Leave the pictures behind and reproduce every line of the listing exactly.
┌──
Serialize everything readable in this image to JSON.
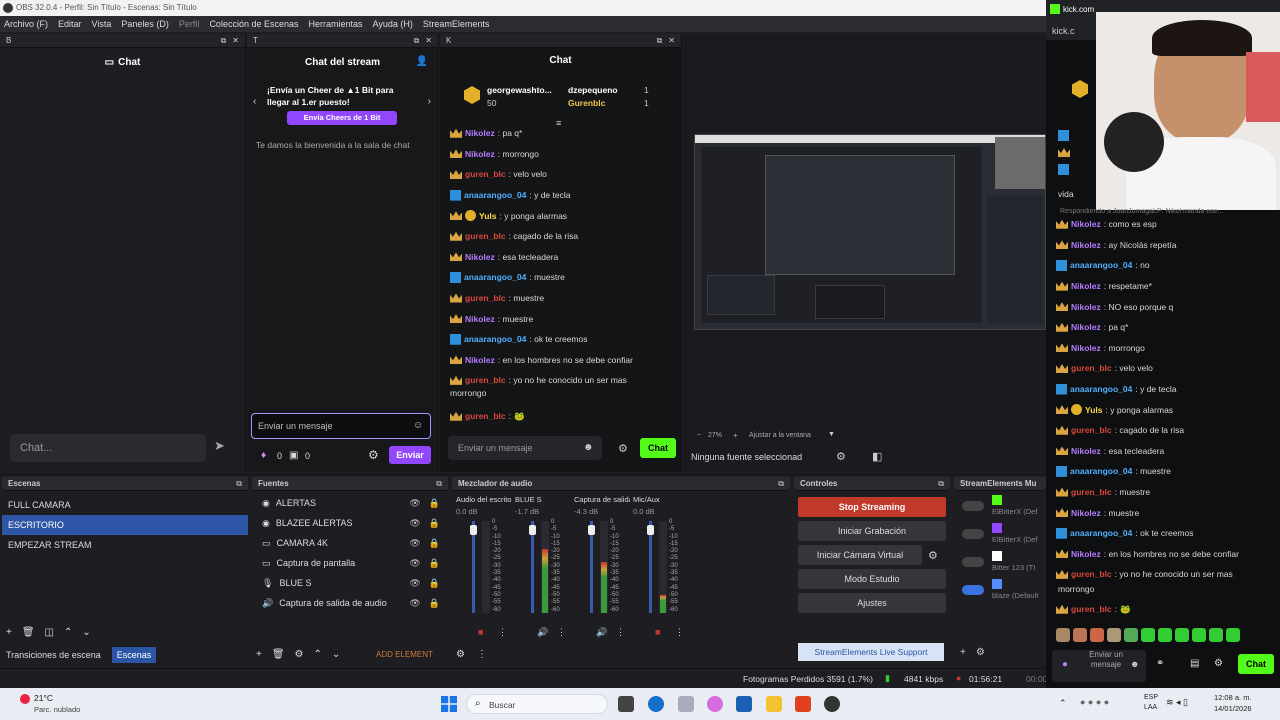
{
  "window": {
    "title": "OBS 32.0.4 - Perfil: Sin Título - Escenas: Sin Título"
  },
  "menu": [
    "Archivo (F)",
    "Editar",
    "Vista",
    "Paneles (D)",
    "Perfil",
    "Colección de Escenas",
    "Herramientas",
    "Ayuda (H)",
    "StreamElements"
  ],
  "dock_b": {
    "letter": "B",
    "title": "Chat",
    "input_placeholder": "Chat..."
  },
  "dock_t": {
    "letter": "T",
    "title": "Chat del stream",
    "cheer_line1": "¡Envía un Cheer de ▲1 Bit para",
    "cheer_line2": "llegar al 1.er puesto!",
    "cheer_button": "Envía Cheers de 1 Bit",
    "welcome": "Te damos la bienvenida a la sala de chat",
    "input_placeholder": "Enviar un mensaje",
    "bits": "0",
    "points": "0",
    "send": "Enviar"
  },
  "dock_k": {
    "letter": "K",
    "title": "Chat",
    "leader1_name": "georgewashto...",
    "leader1_value": "50",
    "leader2_name": "dzepequeno",
    "leader2_value": "1",
    "leader3_name": "Gurenblc",
    "leader3_value": "1",
    "input_placeholder": "Enviar un mensaje",
    "send": "Chat"
  },
  "chat_messages": [
    {
      "user": "Nikolez",
      "color": "purple",
      "badge": "crown",
      "text": ": pa q*"
    },
    {
      "user": "Nikolez",
      "color": "purple",
      "badge": "crown",
      "text": ": morrongo"
    },
    {
      "user": "guren_blc",
      "color": "red",
      "badge": "crown",
      "text": ": velo velo"
    },
    {
      "user": "anaarangoo_04",
      "color": "blue",
      "badge": "kick",
      "text": ": y de tecla"
    },
    {
      "user": "Yuls",
      "color": "yellow",
      "badge": "crown",
      "text": ": y ponga alarmas"
    },
    {
      "user": "guren_blc",
      "color": "red",
      "badge": "crown",
      "text": ": cagado de la risa"
    },
    {
      "user": "Nikolez",
      "color": "purple",
      "badge": "crown",
      "text": ": esa tecleadera"
    },
    {
      "user": "anaarangoo_04",
      "color": "blue",
      "badge": "kick",
      "text": ": muestre"
    },
    {
      "user": "guren_blc",
      "color": "red",
      "badge": "crown",
      "text": ": muestre"
    },
    {
      "user": "Nikolez",
      "color": "purple",
      "badge": "crown",
      "text": ": muestre"
    },
    {
      "user": "anaarangoo_04",
      "color": "blue",
      "badge": "kick",
      "text": ": ok te creemos"
    },
    {
      "user": "Nikolez",
      "color": "purple",
      "badge": "crown",
      "text": ": en los hombres no se debe confiar"
    },
    {
      "user": "guren_blc",
      "color": "red",
      "badge": "crown",
      "text": ": yo no he conocido un ser mas"
    }
  ],
  "chat_wrap_line": "morrongo",
  "last_msg_user": "guren_blc",
  "preview": {
    "zoom": "27%",
    "fit": "Ajustar a la ventana",
    "no_source": "Ninguna fuente seleccionad"
  },
  "scenes": {
    "title": "Escenas",
    "items": [
      "FULL CAMARA",
      "ESCRITORIO",
      "EMPEZAR STREAM"
    ],
    "selected": 1,
    "tab1": "Transiciones de escena",
    "tab2": "Escenas"
  },
  "sources": {
    "title": "Fuentes",
    "items": [
      "ALERTAS",
      "BLAZEE ALERTAS",
      "CAMARA 4K",
      "Captura de pantalla",
      "BLUE S",
      "Captura de salida de audio"
    ],
    "add": "ADD ELEMENT"
  },
  "mixer": {
    "title": "Mezclador de audio",
    "channels": [
      {
        "name": "Audio del escritorio",
        "db": "0.0 dB",
        "level": 0.0
      },
      {
        "name": "BLUE S",
        "db": "-1.7 dB",
        "level": 0.7
      },
      {
        "name": "Captura de salida d",
        "db": "-4.3 dB",
        "level": 0.55
      },
      {
        "name": "Mic/Aux",
        "db": "0.0 dB",
        "level": 0.2
      }
    ],
    "scale": [
      "0",
      "-5",
      "-10",
      "-15",
      "-20",
      "-25",
      "-30",
      "-35",
      "-40",
      "-45",
      "-50",
      "-55",
      "-60"
    ]
  },
  "controls": {
    "title": "Controles",
    "stop": "Stop Streaming",
    "record": "Iniciar Grabación",
    "vcam": "Iniciar Cámara Virtual",
    "studio": "Modo Estudio",
    "settings": "Ajustes",
    "support": "StreamElements Live Support"
  },
  "se_multistream": {
    "title": "StreamElements Mu",
    "rows": [
      "ElBitterX (Def",
      "ElBitterX (Def",
      "Bitter 123 (TI",
      "blaze (Default"
    ]
  },
  "statusbar": {
    "frames": "Fotogramas Perdidos 3591 (1.7%)",
    "kbps": "4841 kbps",
    "time": "01:56:21",
    "time2": "00:00"
  },
  "right_panel": {
    "site": "kick.com",
    "site2": "kick.c",
    "reply": "Respondiendo a JuanJumagaLP: Nikol manda ese...",
    "vida": "vida",
    "messages": [
      {
        "user": "Nikolez",
        "color": "purple",
        "text": ": como es esp"
      },
      {
        "user": "Nikolez",
        "color": "purple",
        "text": ": ay Nicolás repetía"
      },
      {
        "user": "anaarangoo_04",
        "color": "blue",
        "text": ": no"
      },
      {
        "user": "Nikolez",
        "color": "purple",
        "text": ": respetame*"
      },
      {
        "user": "Nikolez",
        "color": "purple",
        "text": ": NO eso porque q"
      },
      {
        "user": "Nikolez",
        "color": "purple",
        "text": ": pa q*"
      },
      {
        "user": "Nikolez",
        "color": "purple",
        "text": ": morrongo"
      },
      {
        "user": "guren_blc",
        "color": "red",
        "text": ": velo velo"
      },
      {
        "user": "anaarangoo_04",
        "color": "blue",
        "text": ": y de tecla"
      },
      {
        "user": "Yuls",
        "color": "yellow",
        "text": ": y ponga alarmas"
      },
      {
        "user": "guren_blc",
        "color": "red",
        "text": ": cagado de la risa"
      },
      {
        "user": "Nikolez",
        "color": "purple",
        "text": ": esa tecleadera"
      },
      {
        "user": "anaarangoo_04",
        "color": "blue",
        "text": ": muestre"
      },
      {
        "user": "guren_blc",
        "color": "red",
        "text": ": muestre"
      },
      {
        "user": "Nikolez",
        "color": "purple",
        "text": ": muestre"
      },
      {
        "user": "anaarangoo_04",
        "color": "blue",
        "text": ": ok te creemos"
      },
      {
        "user": "Nikolez",
        "color": "purple",
        "text": ": en los hombres no se debe confiar"
      },
      {
        "user": "guren_blc",
        "color": "red",
        "text": ": yo no he conocido un ser mas"
      }
    ],
    "wrap": "morrongo",
    "last_user": "guren_blc",
    "input_placeholder": "Enviar un mensaje",
    "send": "Chat"
  },
  "taskbar": {
    "temp": "21°C",
    "weather": "Parc. nublado",
    "search": "Buscar",
    "lang1": "ESP",
    "lang2": "LAA",
    "clock": "12:08 a. m.",
    "date": "14/01/2026"
  }
}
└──
Solution to this problem
Serialize everything readable in this image to JSON.
{
  "window": {
    "title": "OBS 32.0.4 - Perfil: Sin Título - Escenas: Sin Título"
  },
  "menu": [
    "Archivo (F)",
    "Editar",
    "Vista",
    "Paneles (D)",
    "Perfil",
    "Colección de Escenas",
    "Herramientas",
    "Ayuda (H)",
    "StreamElements"
  ],
  "dock_b": {
    "letter": "B",
    "title": "Chat",
    "input_placeholder": "Chat..."
  },
  "dock_t": {
    "letter": "T",
    "title": "Chat del stream",
    "cheer_line1": "¡Envía un Cheer de ▲1 Bit para",
    "cheer_line2": "llegar al 1.er puesto!",
    "cheer_button": "Envía Cheers de 1 Bit",
    "welcome": "Te damos la bienvenida a la sala de chat",
    "input_placeholder": "Enviar un mensaje",
    "bits": "0",
    "points": "0",
    "send": "Enviar"
  },
  "dock_k": {
    "letter": "K",
    "title": "Chat",
    "leader1_name": "georgewashto...",
    "leader1_value": "50",
    "leader2_name": "dzepequeno",
    "leader2_value": "1",
    "leader3_name": "Gurenblc",
    "leader3_value": "1",
    "input_placeholder": "Enviar un mensaje",
    "send": "Chat"
  },
  "chat_messages": [
    {
      "user": "Nikolez",
      "color": "purple",
      "badge": "crown",
      "text": ": pa q*"
    },
    {
      "user": "Nikolez",
      "color": "purple",
      "badge": "crown",
      "text": ": morrongo"
    },
    {
      "user": "guren_blc",
      "color": "red",
      "badge": "crown",
      "text": ": velo velo"
    },
    {
      "user": "anaarangoo_04",
      "color": "blue",
      "badge": "kick",
      "text": ": y de tecla"
    },
    {
      "user": "Yuls",
      "color": "yellow",
      "badge": "crown",
      "text": ": y ponga alarmas"
    },
    {
      "user": "guren_blc",
      "color": "red",
      "badge": "crown",
      "text": ": cagado de la risa"
    },
    {
      "user": "Nikolez",
      "color": "purple",
      "badge": "crown",
      "text": ": esa tecleadera"
    },
    {
      "user": "anaarangoo_04",
      "color": "blue",
      "badge": "kick",
      "text": ": muestre"
    },
    {
      "user": "guren_blc",
      "color": "red",
      "badge": "crown",
      "text": ": muestre"
    },
    {
      "user": "Nikolez",
      "color": "purple",
      "badge": "crown",
      "text": ": muestre"
    },
    {
      "user": "anaarangoo_04",
      "color": "blue",
      "badge": "kick",
      "text": ": ok te creemos"
    },
    {
      "user": "Nikolez",
      "color": "purple",
      "badge": "crown",
      "text": ": en los hombres no se debe confiar"
    },
    {
      "user": "guren_blc",
      "color": "red",
      "badge": "crown",
      "text": ": yo no he conocido un ser mas"
    }
  ],
  "chat_wrap_line": "morrongo",
  "last_msg_user": "guren_blc",
  "preview": {
    "zoom": "27%",
    "fit": "Ajustar a la ventana",
    "no_source": "Ninguna fuente seleccionad"
  },
  "scenes": {
    "title": "Escenas",
    "items": [
      "FULL CAMARA",
      "ESCRITORIO",
      "EMPEZAR STREAM"
    ],
    "selected": 1,
    "tab1": "Transiciones de escena",
    "tab2": "Escenas"
  },
  "sources": {
    "title": "Fuentes",
    "items": [
      "ALERTAS",
      "BLAZEE ALERTAS",
      "CAMARA 4K",
      "Captura de pantalla",
      "BLUE S",
      "Captura de salida de audio"
    ],
    "add": "ADD ELEMENT"
  },
  "mixer": {
    "title": "Mezclador de audio",
    "channels": [
      {
        "name": "Audio del escritorio",
        "db": "0.0 dB",
        "level": 0.0
      },
      {
        "name": "BLUE S",
        "db": "-1.7 dB",
        "level": 0.7
      },
      {
        "name": "Captura de salida d",
        "db": "-4.3 dB",
        "level": 0.55
      },
      {
        "name": "Mic/Aux",
        "db": "0.0 dB",
        "level": 0.2
      }
    ],
    "scale": [
      "0",
      "-5",
      "-10",
      "-15",
      "-20",
      "-25",
      "-30",
      "-35",
      "-40",
      "-45",
      "-50",
      "-55",
      "-60"
    ]
  },
  "controls": {
    "title": "Controles",
    "stop": "Stop Streaming",
    "record": "Iniciar Grabación",
    "vcam": "Iniciar Cámara Virtual",
    "studio": "Modo Estudio",
    "settings": "Ajustes",
    "support": "StreamElements Live Support"
  },
  "se_multistream": {
    "title": "StreamElements Mu",
    "rows": [
      "ElBitterX (Def",
      "ElBitterX (Def",
      "Bitter 123 (TI",
      "blaze (Default"
    ]
  },
  "statusbar": {
    "frames": "Fotogramas Perdidos 3591 (1.7%)",
    "kbps": "4841 kbps",
    "time": "01:56:21",
    "time2": "00:00"
  },
  "right_panel": {
    "site": "kick.com",
    "site2": "kick.c",
    "reply": "Respondiendo a JuanJumagaLP: Nikol manda ese...",
    "vida": "vida",
    "messages": [
      {
        "user": "Nikolez",
        "color": "purple",
        "text": ": como es esp"
      },
      {
        "user": "Nikolez",
        "color": "purple",
        "text": ": ay Nicolás repetía"
      },
      {
        "user": "anaarangoo_04",
        "color": "blue",
        "text": ": no"
      },
      {
        "user": "Nikolez",
        "color": "purple",
        "text": ": respetame*"
      },
      {
        "user": "Nikolez",
        "color": "purple",
        "text": ": NO eso porque q"
      },
      {
        "user": "Nikolez",
        "color": "purple",
        "text": ": pa q*"
      },
      {
        "user": "Nikolez",
        "color": "purple",
        "text": ": morrongo"
      },
      {
        "user": "guren_blc",
        "color": "red",
        "text": ": velo velo"
      },
      {
        "user": "anaarangoo_04",
        "color": "blue",
        "text": ": y de tecla"
      },
      {
        "user": "Yuls",
        "color": "yellow",
        "text": ": y ponga alarmas"
      },
      {
        "user": "guren_blc",
        "color": "red",
        "text": ": cagado de la risa"
      },
      {
        "user": "Nikolez",
        "color": "purple",
        "text": ": esa tecleadera"
      },
      {
        "user": "anaarangoo_04",
        "color": "blue",
        "text": ": muestre"
      },
      {
        "user": "guren_blc",
        "color": "red",
        "text": ": muestre"
      },
      {
        "user": "Nikolez",
        "color": "purple",
        "text": ": muestre"
      },
      {
        "user": "anaarangoo_04",
        "color": "blue",
        "text": ": ok te creemos"
      },
      {
        "user": "Nikolez",
        "color": "purple",
        "text": ": en los hombres no se debe confiar"
      },
      {
        "user": "guren_blc",
        "color": "red",
        "text": ": yo no he conocido un ser mas"
      }
    ],
    "wrap": "morrongo",
    "last_user": "guren_blc",
    "input_placeholder": "Enviar un mensaje",
    "send": "Chat"
  },
  "taskbar": {
    "temp": "21°C",
    "weather": "Parc. nublado",
    "search": "Buscar",
    "lang1": "ESP",
    "lang2": "LAA",
    "clock": "12:08 a. m.",
    "date": "14/01/2026"
  }
}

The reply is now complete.